The Shoshone people revere the earth, and they celebrate the New Year in the spring season, when new life begins with the growth of plants and animals. It is during this time that the Shoshone began traveling to find fresh food and plants. The earth was also considered their mother and the source of their livelihood. The Shoshone people believed in the seasons walking annually to bring about a new crop of food.
The Shoshoni people gathered rice, nuts, and seeds from their surroundings. They also harvested fish, which they roasted or snarled, and caught small animals, such as mice, rabbits, and grasshoppers. The Shoshoni would also hunt for large game animals, using fishing poles or lances to hunt deer, ducks, geese, and several species of grouse. They would also sundry the meat, making it useful during the winter season.

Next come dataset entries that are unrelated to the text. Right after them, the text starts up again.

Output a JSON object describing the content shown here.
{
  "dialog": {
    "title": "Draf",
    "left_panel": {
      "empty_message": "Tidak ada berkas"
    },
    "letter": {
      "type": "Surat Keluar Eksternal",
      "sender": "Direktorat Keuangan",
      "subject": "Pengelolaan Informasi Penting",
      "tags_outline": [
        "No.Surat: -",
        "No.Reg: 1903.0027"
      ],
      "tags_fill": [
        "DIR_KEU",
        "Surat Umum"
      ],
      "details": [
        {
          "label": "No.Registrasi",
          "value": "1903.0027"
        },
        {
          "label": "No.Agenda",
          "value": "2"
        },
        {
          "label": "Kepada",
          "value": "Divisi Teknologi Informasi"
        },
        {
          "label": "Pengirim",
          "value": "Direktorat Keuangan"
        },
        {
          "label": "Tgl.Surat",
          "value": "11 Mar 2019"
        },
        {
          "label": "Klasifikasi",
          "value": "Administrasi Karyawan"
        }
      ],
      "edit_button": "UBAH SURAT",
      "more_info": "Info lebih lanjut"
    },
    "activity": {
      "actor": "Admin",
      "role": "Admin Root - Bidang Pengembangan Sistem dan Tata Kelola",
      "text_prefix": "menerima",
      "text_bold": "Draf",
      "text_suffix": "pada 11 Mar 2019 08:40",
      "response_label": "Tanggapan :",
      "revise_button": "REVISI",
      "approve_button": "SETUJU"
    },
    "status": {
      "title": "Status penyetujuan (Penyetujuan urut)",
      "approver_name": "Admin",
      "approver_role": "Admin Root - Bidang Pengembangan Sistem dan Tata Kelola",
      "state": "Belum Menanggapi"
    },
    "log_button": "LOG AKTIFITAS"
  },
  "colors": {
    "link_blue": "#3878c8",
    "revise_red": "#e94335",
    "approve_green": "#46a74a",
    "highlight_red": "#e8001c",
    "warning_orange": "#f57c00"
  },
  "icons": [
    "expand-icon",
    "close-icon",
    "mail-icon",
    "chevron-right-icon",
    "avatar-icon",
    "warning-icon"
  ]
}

Historically, the Shoshoni abandoned their feeble members, because food was scarce. While some Shoshoni believed their dead departed to be reunited with their spirits in the lands of the Coyote and Wolf, other Shoshoni believed they were simply mortal. Their bodies were then placed in rock crevices to be buried by their family. Some Shoshoni practiced cremation, but Western Shoshoni did not. In addition, the Shoshoni burned their dead inside their homes. Dreams of their deceased relatives were considered bad omens.
The religion of the Shoshoni is based on the visions and dreams of the animal spirits. Certain animals bestowed powers and guidance to individuals based on their dreams. To worship these animals, Shoshones fasted for several days without fire or food, and cut off parts of their bodies as offerings. To make the buffalo sacrifice, they carved puncture wounds in their chests, and dragged them to the forest, where they ripped open the heads of the animals.

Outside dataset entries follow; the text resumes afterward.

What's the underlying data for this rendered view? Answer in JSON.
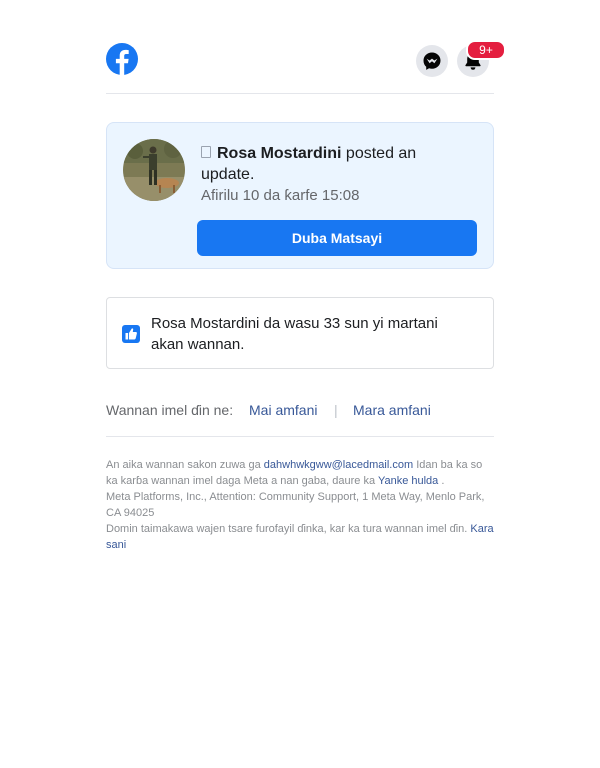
{
  "header": {
    "logo_icon": "facebook-logo",
    "messenger_icon": "messenger-icon",
    "bell_icon": "bell-icon",
    "badge": "9+"
  },
  "card": {
    "name": "Rosa Mostardini",
    "action": "posted an update.",
    "time": "Afirilu 10 da ƙarfe 15:08",
    "button": "Duba Matsayi"
  },
  "likes": {
    "text": "Rosa Mostardini da wasu 33 sun yi martani akan wannan."
  },
  "feedback": {
    "question": "Wannan imel ɗin ne:",
    "yes": "Mai amfani",
    "sep": "|",
    "no": "Mara amfani"
  },
  "footer": {
    "line1_pre": "An aika wannan sakon zuwa ga",
    "email": "dahwhwkgww@lacedmail.com",
    "line1_post": "Idan ba ka so ka karɓa wannan imel daga Meta a nan gaba, daure ka",
    "unsubscribe": "Yanke hulda",
    "dot": ".",
    "address": "Meta Platforms, Inc., Attention: Community Support, 1 Meta Way, Menlo Park, CA 94025",
    "security": "Domin taimakawa wajen tsare furofayil ɗinka, kar ka tura wannan imel ɗin.",
    "learn_more": "Kara sani"
  },
  "colors": {
    "brand": "#1877f2",
    "badge": "#e41e3f",
    "card_bg": "#ebf5ff"
  }
}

The western Shoshones worship the land and the animals that live in it, and have sacred sites that they view as holy. They fear the impact of the MX missile system on these sacred sites. The Shoshoni view everything as sacred, and the way humans treat animals is no exception. Therefore, they view the human species as sacred, and revere the animals for their contributions. These values are the basis for the Shoshoni religion, and the squirrels were just one part of the animal kingdom.

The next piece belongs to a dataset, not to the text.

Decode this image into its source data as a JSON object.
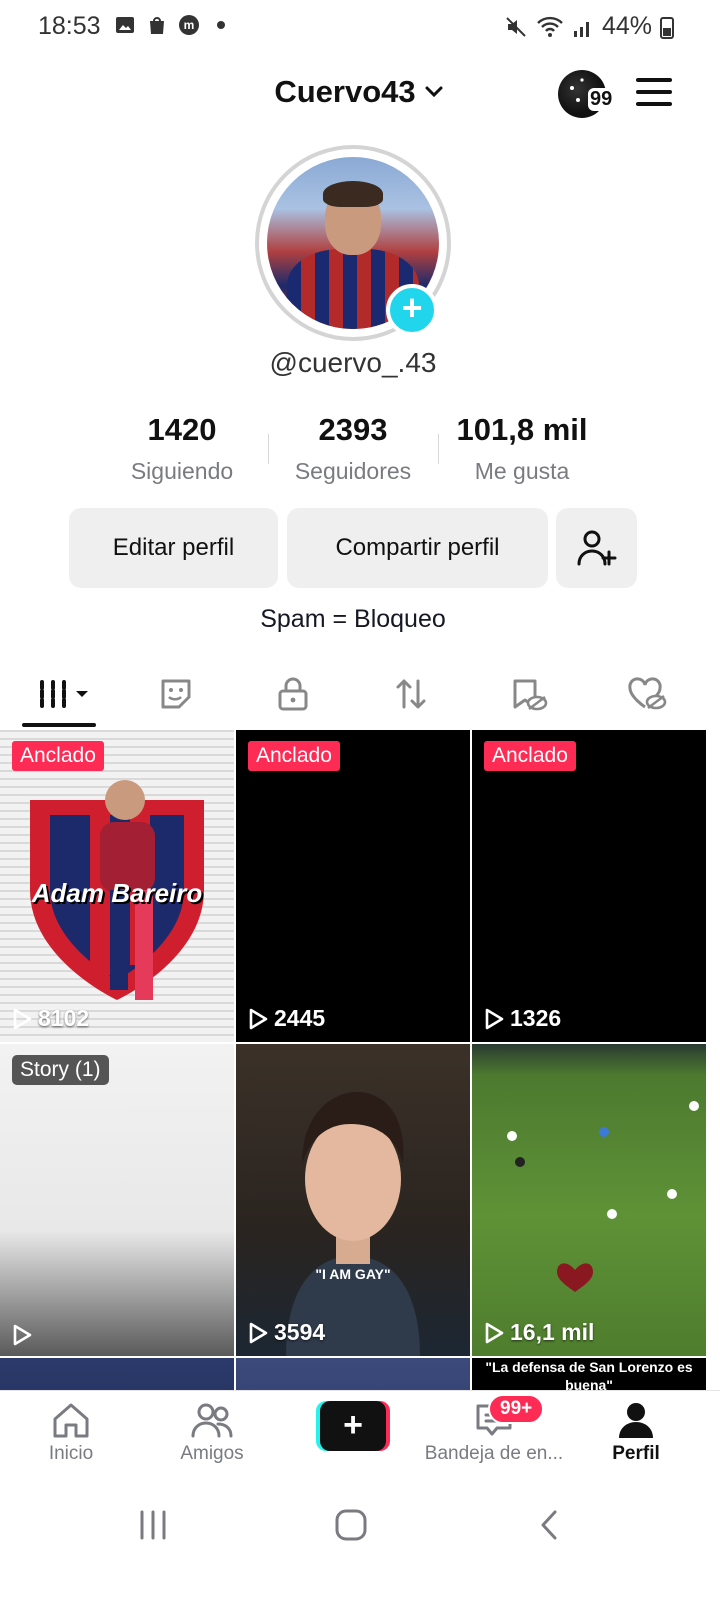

The ancient Shoshone people were incredibly connected to the land, and had a deep connection with both living and non-living things. They view any damage to the land as an attack on themselves. Because of this, they fought against new settlers, who cut down trees and built homes on the land. The land was vital to the Shoshoni tribe, and they still believe in the power of the animals to help preserve the land.
The ancient Shoshoni people lived in barren land in northern Utah, Idaho, and Wyoming. They were hunter-gatherers, and their diet varied according to location. Their diet was varied, but they were able to catch fish, and they shared the fruits of their labor with other Shoshoni. The Shoshoni practiced extensive trade. The Crow Indians gave them metal arrow points in exchange for horses, and they traded fur for weapons and horses.
What does Shoshoni mean?
“eager one” or “Snake-Eater” the name was given by the Comanche
What is the Shoshoni population?
What is the Shoshoni tribe known for?
The Shoshoni tribe is known for being nomadic and for their expert horsemanship.
What weapons did the Shoshoni use?
The Shoshoni used bows and arrows lances and clubs.
What was the Shoshoni diet consisted of?
The Shoshoni diet consisted of buffalo elk deer and antelope.
Where did the Shoshoni originally come from?
The Shoshoni originally came from the Rocky Mountains.
When did the Shoshoni arrive in the Great Basin?
The Shoshoni arrived in the Great Basin in the early 1600s.
What was the relationship between the Shoshoni and the Paiute?
The Shoshoni and the Paiute were allies.
What was the relationship between the Shoshoni and the Ute?
The Shoshoni and the Ute were enemies.
How did the Shoshoni obtain horses?
The Shoshoni obtained horses by stealing them from the Spanish.
What did the Shoshoni use horses for?
The Shoshoni used horses for transportation and hunting.
What was the Shoshoni way of life like before horses?
The Shoshoni way of life before horses was much more difficult because they had to walk everywhere they went.
How did the Shoshoni travel before horses?
The Shoshoni traveled on foot before horses.
How did the Shoshoni travel with horses?
The Shoshoni were able to travel much faster and farther with horses.
What impact did horses have on the Shoshoni?
Horses had a significant impact on the Shoshoni because they allowed them to travel more easily and to hunt more effectively.
Jessica Watson is a PHD holder from the University of Washington. She studied behavior and interaction between squirrels and has presented her research in several wildlife conferences including TWS Annual Conference in Winnipeg.